Today we still had leftover Cake, and I introduced the girl to the delicious practice of mixing Devil’s Food Cake and vanilla ice cream on your fork. She approved. Speaking of cultural icons that will outlast all the Twilight vampires – you can see Betty and Archie in the background. Betty and Veronica are still best friends battling it out for Archie’s affections (why? I did not understand Archie’s appeal 30 years ago and I still don’t), but now they have cell phones. Harriet and I have a fish named Betty and a dog named Veronica, not that we’re fans. Naturally, she has an aquarium in her room with fish named after every major character in Twilight.
Lest anyone think we had a couch potato weekend of cake, comic books and repeated viewings of Twilight, my girl used the first decent weekend in months to repeatedly hit the road on her new bicycle. So only one of us was a couch potato.
Thanksgiving isn’t too, too far away, and Harriet and I are already planning our menu. Not that we get very edgy on Thanksgiving: turkey, stuffing, mashed potatoes, sweet potatoes – the remaining vegetable is the only place where a little creativity might come into play.
But maybe not. We’ve never taken much time on Thanksgiving dessert. Mostly because (as I’ve mentioned) I don’t bake. But now I bake. I’m divorced. I have a new life. Some traditions, like turkey on Thanksgiving, are made to be carried on. Some, like thinking I’m not a baker? They are made to be broken.
Our traditional Thanksgiving dinner is time and oven-space consuming, even if it’s easy. But today, Florence Fabricant has a piece in the New York Times on baking and freezing ahead for Thanksgiving. (Pumpkin Pie, is out, but that’s OK, because the photo of the pumpkin chocolate layer cake had me salivating.)
And the Biscuits with Cranberry Butter are on my To Do List. So watch me break some Thanksgiving traditions in the kitchen – they’re worth busting.

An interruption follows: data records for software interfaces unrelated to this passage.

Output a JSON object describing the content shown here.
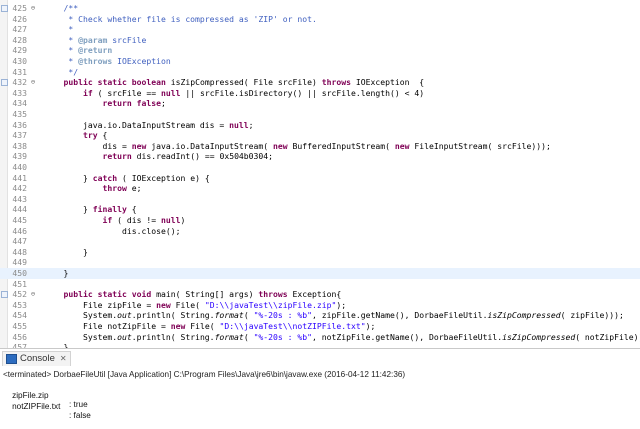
{
  "editor": {
    "lines": [
      {
        "num": "425",
        "fold": "⊖",
        "parts": [
          [
            "    ",
            "t"
          ],
          [
            "/**",
            "jd"
          ]
        ]
      },
      {
        "num": "426",
        "parts": [
          [
            "     * Check whether file is compressed as 'ZIP' or not.",
            "jd"
          ]
        ]
      },
      {
        "num": "427",
        "parts": [
          [
            "     *",
            "jd"
          ]
        ]
      },
      {
        "num": "428",
        "parts": [
          [
            "     * ",
            "jd"
          ],
          [
            "@param",
            "tag"
          ],
          [
            " srcFile",
            "jd"
          ]
        ]
      },
      {
        "num": "429",
        "parts": [
          [
            "     * ",
            "jd"
          ],
          [
            "@return",
            "tag"
          ]
        ]
      },
      {
        "num": "430",
        "parts": [
          [
            "     * ",
            "jd"
          ],
          [
            "@throws",
            "tag"
          ],
          [
            " IOException",
            "jd"
          ]
        ]
      },
      {
        "num": "431",
        "parts": [
          [
            "     */",
            "jd"
          ]
        ]
      },
      {
        "num": "432",
        "fold": "⊖",
        "parts": [
          [
            "    ",
            "t"
          ],
          [
            "public static boolean",
            "kw"
          ],
          [
            " isZipCompressed( File srcFile) ",
            "t"
          ],
          [
            "throws",
            "kw"
          ],
          [
            " IOException  {",
            "t"
          ]
        ]
      },
      {
        "num": "433",
        "parts": [
          [
            "        ",
            "t"
          ],
          [
            "if",
            "kw"
          ],
          [
            " ( srcFile == ",
            "t"
          ],
          [
            "null",
            "kw"
          ],
          [
            " || srcFile.isDirectory() || srcFile.length() < 4)",
            "t"
          ]
        ]
      },
      {
        "num": "434",
        "parts": [
          [
            "            ",
            "t"
          ],
          [
            "return false",
            "kw"
          ],
          [
            ";",
            "t"
          ]
        ]
      },
      {
        "num": "435",
        "parts": []
      },
      {
        "num": "436",
        "parts": [
          [
            "        java.io.DataInputStream dis = ",
            "t"
          ],
          [
            "null",
            "kw"
          ],
          [
            ";",
            "t"
          ]
        ]
      },
      {
        "num": "437",
        "parts": [
          [
            "        ",
            "t"
          ],
          [
            "try",
            "kw"
          ],
          [
            " {",
            "t"
          ]
        ]
      },
      {
        "num": "438",
        "parts": [
          [
            "            dis = ",
            "t"
          ],
          [
            "new",
            "kw"
          ],
          [
            " java.io.DataInputStream( ",
            "t"
          ],
          [
            "new",
            "kw"
          ],
          [
            " BufferedInputStream( ",
            "t"
          ],
          [
            "new",
            "kw"
          ],
          [
            " FileInputStream( srcFile)));",
            "t"
          ]
        ]
      },
      {
        "num": "439",
        "parts": [
          [
            "            ",
            "t"
          ],
          [
            "return",
            "kw"
          ],
          [
            " dis.readInt() == 0x504b0304;",
            "t"
          ]
        ]
      },
      {
        "num": "440",
        "parts": []
      },
      {
        "num": "441",
        "parts": [
          [
            "        } ",
            "t"
          ],
          [
            "catch",
            "kw"
          ],
          [
            " ( IOException e) {",
            "t"
          ]
        ]
      },
      {
        "num": "442",
        "parts": [
          [
            "            ",
            "t"
          ],
          [
            "throw",
            "kw"
          ],
          [
            " e;",
            "t"
          ]
        ]
      },
      {
        "num": "443",
        "parts": []
      },
      {
        "num": "444",
        "parts": [
          [
            "        } ",
            "t"
          ],
          [
            "finally",
            "kw"
          ],
          [
            " {",
            "t"
          ]
        ]
      },
      {
        "num": "445",
        "parts": [
          [
            "            ",
            "t"
          ],
          [
            "if",
            "kw"
          ],
          [
            " ( dis != ",
            "t"
          ],
          [
            "null",
            "kw"
          ],
          [
            ")",
            "t"
          ]
        ]
      },
      {
        "num": "446",
        "parts": [
          [
            "                dis.close();",
            "t"
          ]
        ]
      },
      {
        "num": "447",
        "parts": []
      },
      {
        "num": "448",
        "parts": [
          [
            "        }",
            "t"
          ]
        ]
      },
      {
        "num": "449",
        "parts": []
      },
      {
        "num": "450",
        "hl": true,
        "parts": [
          [
            "    }",
            "t"
          ]
        ]
      },
      {
        "num": "451",
        "parts": []
      },
      {
        "num": "452",
        "fold": "⊖",
        "parts": [
          [
            "    ",
            "t"
          ],
          [
            "public static void",
            "kw"
          ],
          [
            " main( String[] args) ",
            "t"
          ],
          [
            "throws",
            "kw"
          ],
          [
            " Exception{",
            "t"
          ]
        ]
      },
      {
        "num": "453",
        "parts": [
          [
            "        File zipFile = ",
            "t"
          ],
          [
            "new",
            "kw"
          ],
          [
            " File( ",
            "t"
          ],
          [
            "\"D:\\\\javaTest\\\\zipFile.zip\"",
            "str"
          ],
          [
            ");",
            "t"
          ]
        ]
      },
      {
        "num": "454",
        "parts": [
          [
            "        System.",
            "t"
          ],
          [
            "out",
            "it"
          ],
          [
            ".println( String.",
            "t"
          ],
          [
            "format",
            "it"
          ],
          [
            "( ",
            "t"
          ],
          [
            "\"%-20s : %b\"",
            "str"
          ],
          [
            ", zipFile.getName(), DorbaeFileUtil.",
            "t"
          ],
          [
            "isZipCompressed",
            "it"
          ],
          [
            "( zipFile)));",
            "t"
          ]
        ]
      },
      {
        "num": "455",
        "parts": [
          [
            "        File notZipFile = ",
            "t"
          ],
          [
            "new",
            "kw"
          ],
          [
            " File( ",
            "t"
          ],
          [
            "\"D:\\\\javaTest\\\\notZIPFile.txt\"",
            "str"
          ],
          [
            ");",
            "t"
          ]
        ]
      },
      {
        "num": "456",
        "parts": [
          [
            "        System.",
            "t"
          ],
          [
            "out",
            "it"
          ],
          [
            ".println( String.",
            "t"
          ],
          [
            "format",
            "it"
          ],
          [
            "( ",
            "t"
          ],
          [
            "\"%-20s : %b\"",
            "str"
          ],
          [
            ", notZipFile.getName(), DorbaeFileUtil.",
            "t"
          ],
          [
            "isZipCompressed",
            "it"
          ],
          [
            "( notZipFile)));",
            "t"
          ]
        ]
      },
      {
        "num": "457",
        "parts": [
          [
            "    }",
            "t"
          ]
        ]
      }
    ]
  },
  "console": {
    "tab_label": "Console",
    "tab_close": "✕",
    "status": "<terminated> DorbaeFileUtil [Java Application] C:\\Program Files\\Java\\jre6\\bin\\javaw.exe (2016-04-12 11:42:36)",
    "output": [
      {
        "name": "zipFile.zip",
        "value": ": true"
      },
      {
        "name": "notZIPFile.txt",
        "value": ": false"
      }
    ]
  }
}
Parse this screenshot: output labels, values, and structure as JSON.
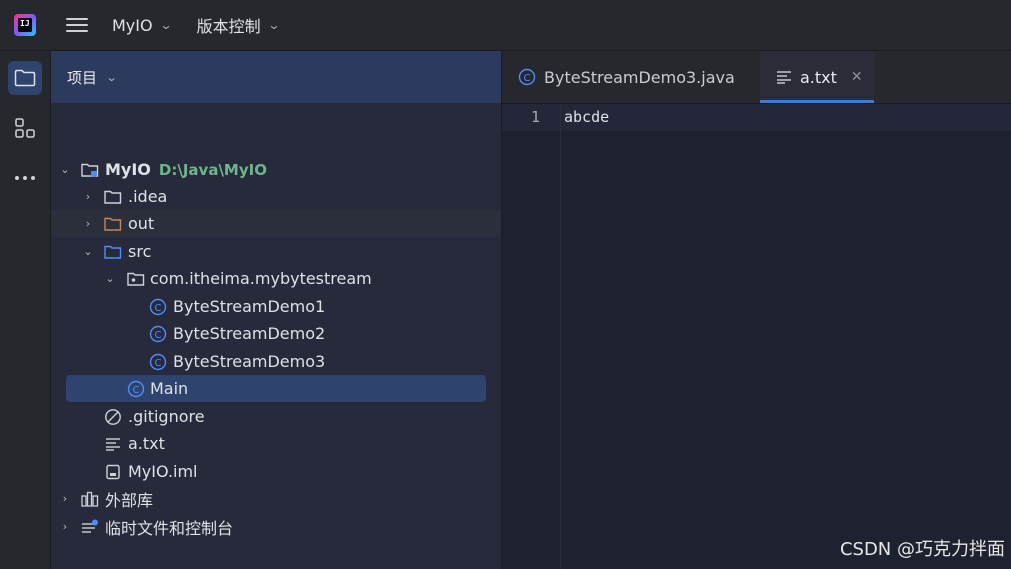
{
  "titlebar": {
    "logo_text": "IJ",
    "project_menu": "MyIO",
    "vcs_menu": "版本控制"
  },
  "panel": {
    "title": "项目"
  },
  "tree": {
    "root_name": "MyIO",
    "root_path": "D:\\Java\\MyIO",
    "idea": ".idea",
    "out": "out",
    "src": "src",
    "package": "com.itheima.mybytestream",
    "demo1": "ByteStreamDemo1",
    "demo2": "ByteStreamDemo2",
    "demo3": "ByteStreamDemo3",
    "main": "Main",
    "gitignore": ".gitignore",
    "atxt": "a.txt",
    "iml": "MyIO.iml",
    "external_libs": "外部库",
    "scratches": "临时文件和控制台"
  },
  "tabs": {
    "tab1": "ByteStreamDemo3.java",
    "tab2": "a.txt"
  },
  "editor": {
    "line_number": "1",
    "line_text": "abcde"
  },
  "watermark": "CSDN @巧克力拌面",
  "colors": {
    "accent": "#3d7bd6",
    "selection": "#2e436e",
    "class_icon": "#4f8cff",
    "folder_out": "#c8864b",
    "folder_src": "#4f8cff",
    "path_text": "#6fb58a"
  }
}
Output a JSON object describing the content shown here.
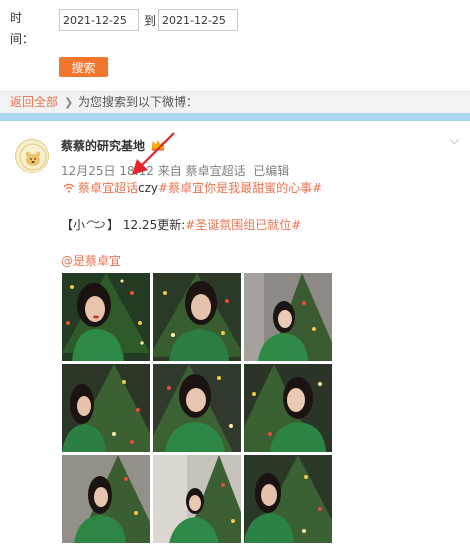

Posted in baking, dessert, holidays, sweets
Tagged baking, biscuits, cake, cranberry butter, divorce, pumpkin, Thanksgiving, traditions